You Might Also Like

Let’s start with what Louis got right: It wasn’t entirely fair to take something said at a comedy club and put it in a national spotlight, in a non-comedic setting. There are things said in comedy that aren’t supposed to be taken at face value.
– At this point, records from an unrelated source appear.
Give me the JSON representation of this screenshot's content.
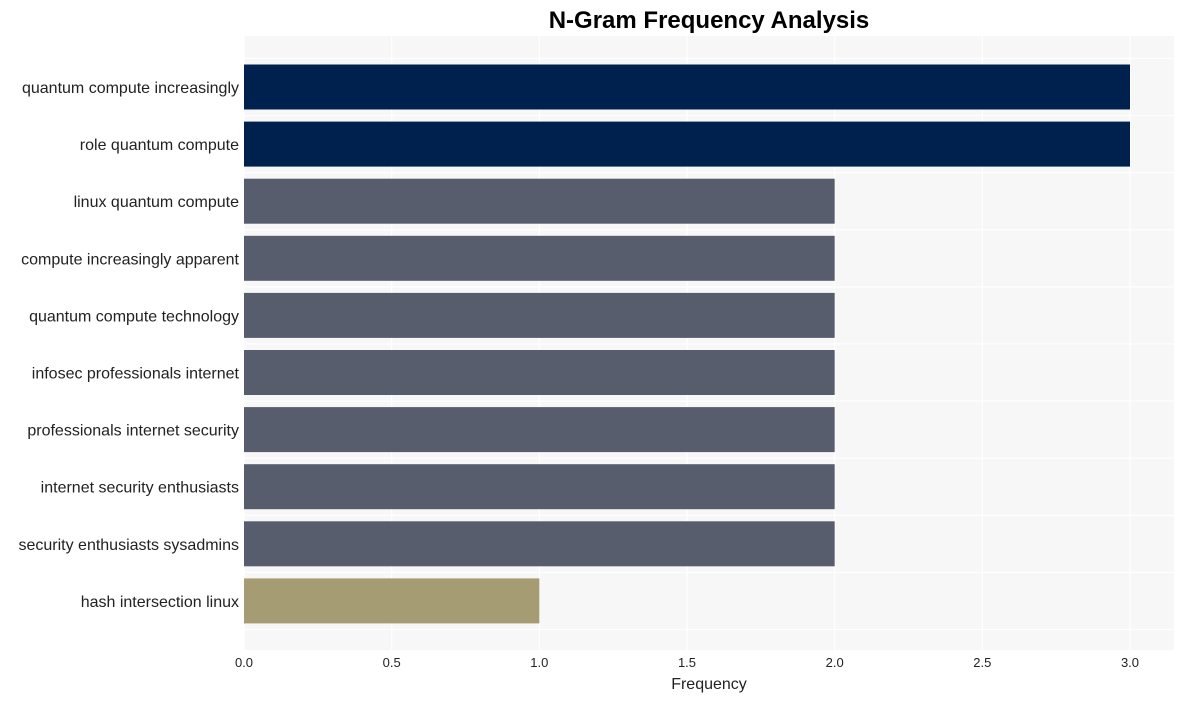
{
  "chart_data": {
    "type": "bar",
    "orientation": "horizontal",
    "title": "N-Gram Frequency Analysis",
    "xlabel": "Frequency",
    "ylabel": "",
    "xlim": [
      0,
      3.15
    ],
    "xticks": [
      0.0,
      0.5,
      1.0,
      1.5,
      2.0,
      2.5,
      3.0
    ],
    "xtick_labels": [
      "0.0",
      "0.5",
      "1.0",
      "1.5",
      "2.0",
      "2.5",
      "3.0"
    ],
    "grid": true,
    "legend": "none",
    "categories": [
      "quantum compute increasingly",
      "role quantum compute",
      "linux quantum compute",
      "compute increasingly apparent",
      "quantum compute technology",
      "infosec professionals internet",
      "professionals internet security",
      "internet security enthusiasts",
      "security enthusiasts sysadmins",
      "hash intersection linux"
    ],
    "values": [
      3,
      3,
      2,
      2,
      2,
      2,
      2,
      2,
      2,
      1
    ],
    "colors": {
      "3": "#00204e",
      "2": "#575d6d",
      "1": "#a69c73"
    },
    "background": "#f7f7f7",
    "gridline_color": "#ffffff"
  }
}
Then again, who is Louis blaming here: Kevin Rogers, the guy who went to the Nashville show and wrote a Facebook note on why he’s no longer a fan of Tracy Morgan’s?  Because that is what Videogum  and the Huffington Post picked up: not some guy calling in to alert national security, but a man exercising his own right to write whatever the hell he wants on Facebook, just like (by Louis’ logic) Tracy is allowed to say whatever he likes onstage.

Earlier on in the interview, Louis admits that he went to bat for Tracy without “carefully inspecting” what was said, and that he also heard the jokes “out of context.” So for some reason it is fine to defend homophobic remarks out of context, but not to be offended by it? Louis needs to inspect his own argument a little bit better before he starts pointing fingers for Tracy Morgan’s problems.

Drew Grant is a staff writer for Salon. Follow her on Twitter at @videodrew.

More Related Stories

Featured Slide Shows

  • Share on Twitter
  • Share on Facebook
  • 1 of 8
  • Close
  • Fullscreen
  • Thumbnails

    7 ways Americans have defiled the hot dog

    Sonic's Bacon Double Cheddar Croissant Dog

    Sonic calls this a "gourmet twist" on a classic. I am not so, so fancy, but I know that sprinkling bacon and cheddar cheese onto a tube of pork is not gourmet, even if you have made a bun out of something that is theoretically French.

    Krispy Kreme

    7 ways Americans have defiled the hot dog

    Krispy Kreme's Doughnut Dog

    This stupid thing is a hotdog in a glazed doughnut bun, topped with bacon and raspberry jelly. It is only available at Delaware's Frawley Stadium, thank god.


    7 ways Americans have defiled the hot dog

    KFC's Double Down Dog

    This creation is notable for its fried chicken bun and ability to hastily kill your dreams.

    Pizza Hut

    7 ways Americans have defiled the hot dog

    Pizza Hut's Hot Dog Bites Pizza

    Pizza Hut basically just glued pigs-in-blankets to the crust of its normal pizza. This actually sounds good, and I blame America for brainwashing me into feeling that.

    Carl's Jr.

    7 ways Americans have defiled the hot dog

    Carl's Jr. Most American Thick Burger

    This is a burger stuffed with potato chips and hot dogs. Choose a meat, America! How hard is it to just choose a meat?!

    Tokyo Dog

    7 ways Americans have defiled the hot dog

    Tokyo Dog's Juuni Ban

    A food truck in Seattle called Tokyo Dog created this thing, which is notable for its distinction as the Guinness Book of World Records' most expensive hot dog at $169. It is a smoked cheese bratwurst, covered in butter Teriyaki grilled onions, Maitake mushrooms, Wagyu beef, foie gras, black truffles, caviar and Japanese mayo in a brioche bun. Just calm down, Tokyo Dog. Calm down.


    7 ways Americans have defiled the hot dog

    Limp Bizkit's "Chocolate Starfish and the Hot Dog Flavored Water"

    This album art should be illegal.

  • Recent Slide Shows



Comment Preview

Your name will appear as username ( settings | log out )

You may use these HTML tags and attributes: <a href=""> <b> <em> <strong> <i> <blockquote>